Russia May Revise Georgia Troops Plan

By MISHA DZHINDZHIKHASHVILI
The Associated Press
Saturday, September 30, 2006; 1:32 AM

TBILISI, Georgia -- Russia warned on Friday that its plans to close military bases in Georgia were in doubt and Georgia claimed Russia was moving troops near their shared border, as relations between the countries deteriorated in one of their worst crises since the collapse of the Soviet Union.

Tensions between Russia and Georgia, which have increased since pro-Western President Mikhail Saakashvili came to power in 2003, escalated after the arrest in Georgia on Wednesday of four Russian military officers accused of spying.

Russia has recalled its ambassador, evacuated some diplomats and their families and issued a formal protest to the United Nations. Russian Defense Minister Sergei Ivanov has denounced Georgia as a "bandit" state.

Georgia on Friday accused Russia of redeploying additional troops closer to the border and said the Russian Black Sea fleet was expected to start maneuvers in the next few days. "I would advise our colleagues to stop saber-rattling. "This is unacceptable for a democratic country and we don't understand that," Interior Minister Vano Merabishvili told reporters.

Since gaining power in the Rose Revolution, Saakashvili has pledged to move the country out of Russia's orbit, take control of breakaway provinces of Abkhazia and South Ossetia and join NATO in 2008. Georgia's pro-Western course has vexed the Kremlin, and Georgian authorities accused Russia of backing separatists.

Tbilisi courts on Friday ordered the four Russian officers remanded in custody for two months, Anzor Khvadagiani, a Tbilisi prosecutor, told The Associated Press. A fifth serviceman also arrested Wednesday was released the next day for lack of evidence. The courts also extended the arrest of 10 Georgian citizens accused of involvement in a Russian spy ring.

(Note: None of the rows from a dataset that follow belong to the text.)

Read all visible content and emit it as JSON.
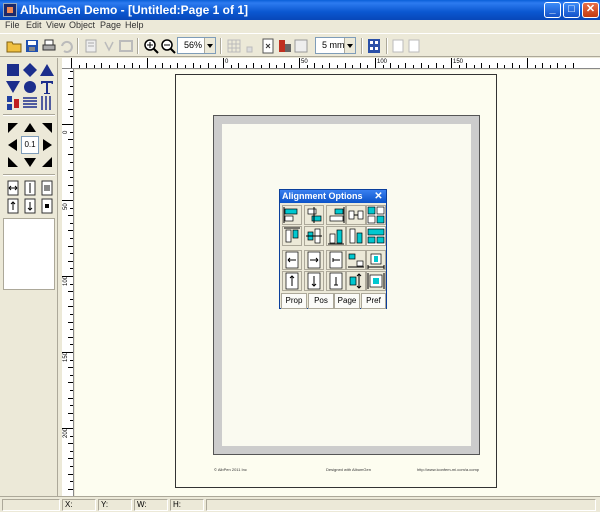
{
  "window": {
    "title": "AlbumGen Demo - [Untitled:Page 1 of 1]"
  },
  "menu": [
    "File",
    "Edit",
    "View",
    "Object",
    "Page",
    "Help"
  ],
  "toolbar": {
    "zoom_value": "56%",
    "grid_value": "5 mm"
  },
  "palette": {
    "step_value": "0.1"
  },
  "ruler": {
    "top_labels": [
      "0",
      "50",
      "100",
      "150"
    ],
    "left_labels": [
      "0",
      "50",
      "100",
      "150",
      "200"
    ]
  },
  "page": {
    "footer_left": "© AlbPen 2011 Inc",
    "footer_center": "Designed with AlbumGen",
    "footer_right": "http://www.iconfem-mi.com/a.comp"
  },
  "dialog": {
    "title": "Alignment Options",
    "close_glyph": "✕",
    "tabs": [
      "Prop",
      "Pos",
      "Page",
      "Pref"
    ]
  },
  "status": {
    "x_label": "X:",
    "y_label": "Y:",
    "w_label": "W:",
    "h_label": "H:"
  },
  "colors": {
    "titlebar": "#0a57d0",
    "canvas": "#fdfdf0",
    "accent_cyan": "#00c8d0"
  }
}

Georgian Defense Minister Irakly Okruashvili said on Imedi television late Friday that the detained Russian officers could be returned to Russia. "I don't exclude such a possibility," Okruashvili said.

At the United Nations, the United States late Friday proposed major changes to a Russian statement expressing "deep concerns" about Georgia's actions. The U.S. did not publicly disclose the proposed changes but Russia's U.N. Mission said "the American proposals and amendments change the nature of the draft ... and that makes the acceptance of the presidential statement impossible."

Gen. Andrei Popov, commander of Russian military forces in Georgia, said Russia's obligation to close its two remaining military bases in Georgia by the end of 2008 still stands, but added that "if our servicemen are arrested and put in custody, there will be problems with the withdrawal since there will be no people left to prepare weapons for the pullout," the Interfax news agency reported.

Popov's spokesman, Col. Vladimir Kuparadze, confirmed his statement.

Russia has between 3,000 and 4,000 troops at its two military bases in Georgia proper, and 2,500 peacekeepers deployed to separatist regions of Abkhazia and South Ossetia.

Ivanov, meeting Friday with NATO members in Slovenia, said the arrests were aimed at pushing Russian troops out of Georgia so the government could seize control of the breakaway provinces by force, and he accused unnamed newer NATO members of illegally supplying Georgia with Soviet-made weapons.

"It is absolutely clear to us that Georgia has chosen the military path, the forceful path, for resolving the conflicts in South Ossetia and Abkhazia," he said, adding that Georgia's actions were "to push Russian peacekeepers out by any means possible ... and then to submit an application to join NATO."

Two Russian planes, meanwhile, evacuated 84 diplomats and their relatives from Georgia, officials said. The Russian ambassador to Georgia, Vyacheslav Kovalenko, said after returning to Moscow that families of all Russian military in Georgia also will depart, Interfax reported.

Georgian police surrounded the Russian military headquarters in Tbilisi on Friday, hoping to detain another Russian officer accused of spying. Russia has refused to surrender the officer.

In Moscow, police blocked streets around the Georgian Embassy. They allowed some 20 nationalists to protest briefly against Georgia's president before detaining them for holding an unsanctioned rally.

Russia's ultranationalist leader Vladimir Zhirinovsky called on Friday for "the most resolute action, up to the deployment of forces and air raids." A Kremlin-connected lawmaker, Konstantin Kosachev, said Moscow would not yield to what he called Georgia's provocation and stressed that "any forceful measures are absolutely excluded."

Separately, an official in South Ossetia claimed that masked Georgian officers shot out the tires of a car carrying four Russian peacekeepers, a woman and a child Thursday night, then ordered the men out and beat them. One peacekeeper sustained a fractured skull, according to the internationally unrecognized South Ossetian government, and Ivanov said there was proof they were "brutally beaten."

Georgian officials denied the allegations, saying police stopped a car with Russian peacekeepers, checked their documents and released them.

Russia's Foreign Ministry advised its citizens to refrain from traveling to Georgia, citing security concerns, and its embassy in Tbilisi stopped issuing visas to Georgian citizens.

Saakashvili denounced the moves as hysteria.

NATO Secretary-General Jaap de Hoop Scheffer called for "moderation and de-escalation, and that goes for both parties," and a U.S. State Department official said both sides had to work toward a solution.

Matthew J. Bryza, in Berlin for diplomatic consultations on Abkhazia, also told journalists that "Georgia has expressed its sovereign view ... that it doesn't want Russian peacekeepers on its territory. There is a question of what is prudent, and what is the most effective way of asserting that right in the case of Tbilisi."

© 2006 The Associated Press